*What is expected:* Look through the records that follow and state how many lines hold the word "text", without adding anything.

**** Data for the task

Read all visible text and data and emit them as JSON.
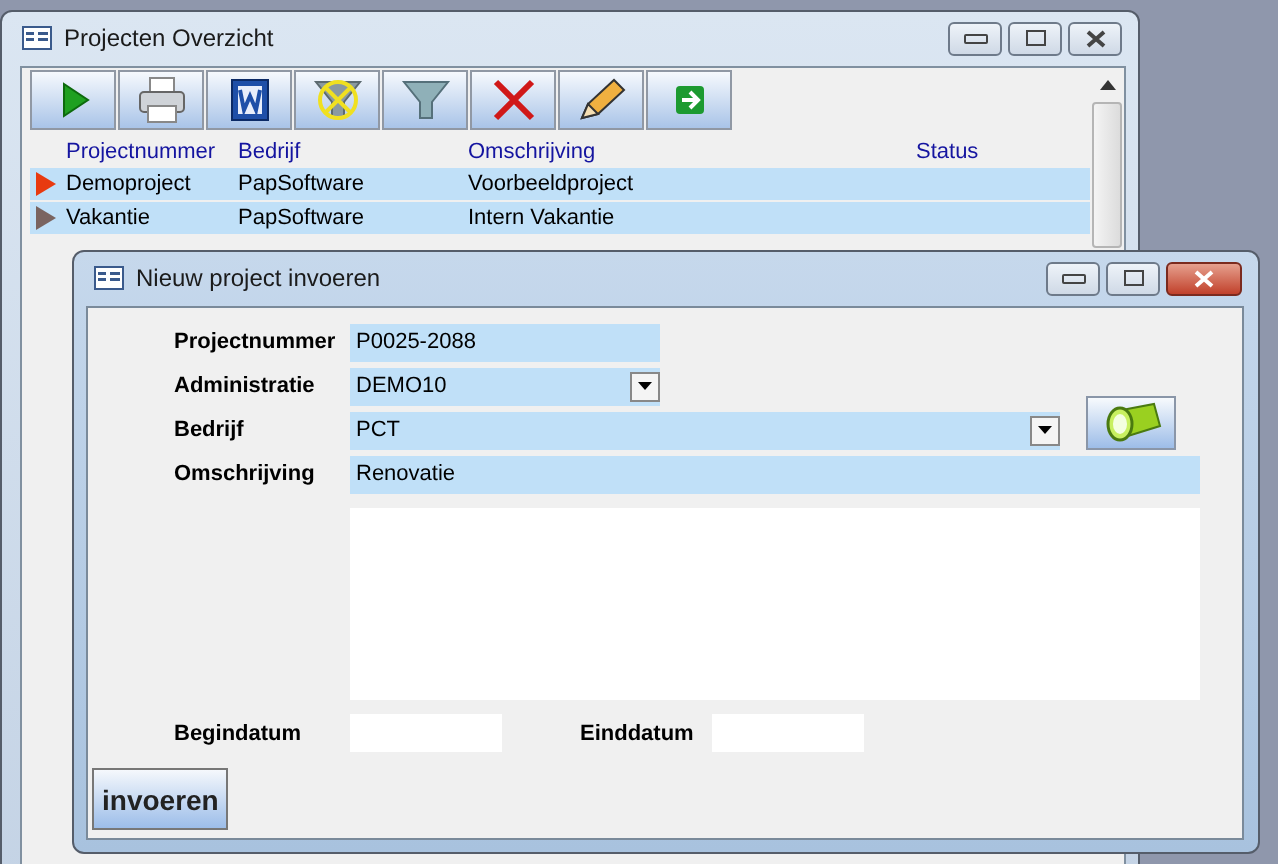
{
  "main_window": {
    "title": "Projecten Overzicht",
    "toolbar": [
      {
        "kind": "play"
      },
      {
        "kind": "print"
      },
      {
        "kind": "word"
      },
      {
        "kind": "clear-filter"
      },
      {
        "kind": "filter"
      },
      {
        "kind": "delete"
      },
      {
        "kind": "edit"
      },
      {
        "kind": "export"
      }
    ],
    "table": {
      "columns": [
        "Projectnummer",
        "Bedrijf",
        "Omschrijving",
        "Status"
      ],
      "rows": [
        {
          "selected": true,
          "cells": [
            "Demoproject",
            "PapSoftware",
            "Voorbeeldproject"
          ]
        },
        {
          "selected": false,
          "cells": [
            "Vakantie",
            "PapSoftware",
            "Intern Vakantie"
          ]
        }
      ]
    }
  },
  "dialog": {
    "title": "Nieuw project invoeren",
    "fields": [
      {
        "kind": "text",
        "label": "Projectnummer",
        "value": "P0025-2088"
      },
      {
        "kind": "dropdown",
        "label": "Administratie",
        "value": "DEMO10"
      },
      {
        "kind": "dropdown-wide",
        "label": "Bedrijf",
        "value": "PCT"
      },
      {
        "kind": "wide",
        "label": "Omschrijving",
        "value": "Renovatie"
      }
    ],
    "dates": [
      {
        "label": "Begindatum"
      },
      {
        "label": "Einddatum"
      }
    ],
    "button": "invoeren"
  }
}
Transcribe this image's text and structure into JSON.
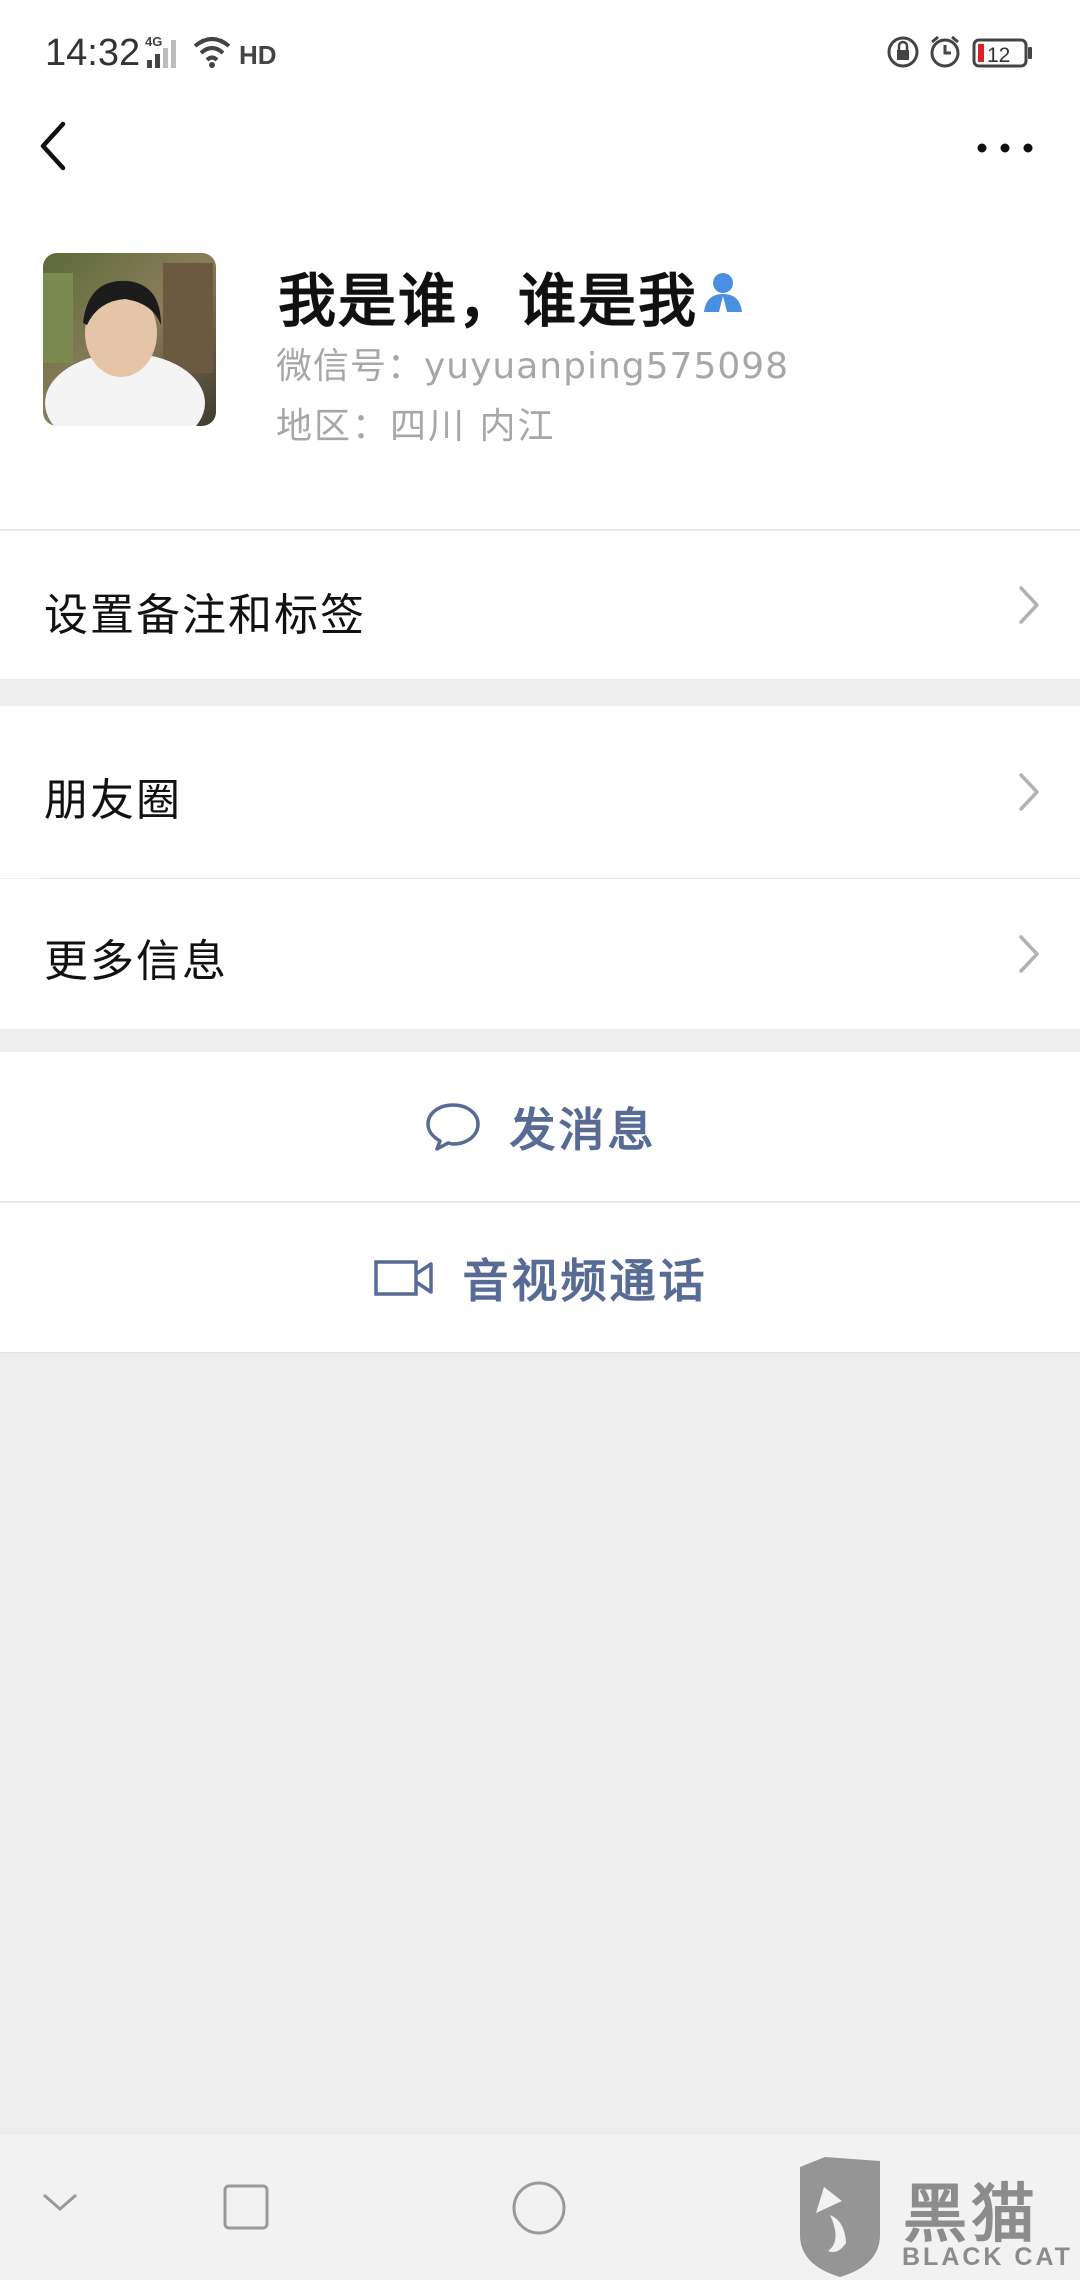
{
  "status_bar": {
    "time": "14:32",
    "network": "4G",
    "hd": "HD",
    "battery": "12"
  },
  "header": {
    "back_icon": "chevron-left-icon",
    "more_icon": "more-dots-icon"
  },
  "profile": {
    "nickname": "我是谁，谁是我",
    "wechat_id": "微信号：yuyuanping575098",
    "region": "地区：四川 内江"
  },
  "rows": {
    "remark": "设置备注和标签",
    "moments": "朋友圈",
    "more_info": "更多信息"
  },
  "actions": {
    "send_message": "发消息",
    "video_call": "音视频通话"
  },
  "watermark": {
    "text": "黑猫",
    "sub": "BLACK CAT"
  },
  "colors": {
    "link_blue": "#576b95",
    "badge_blue": "#4a90e2",
    "background": "#ededed",
    "battery_red": "#e02020"
  }
}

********

*Response below:* 4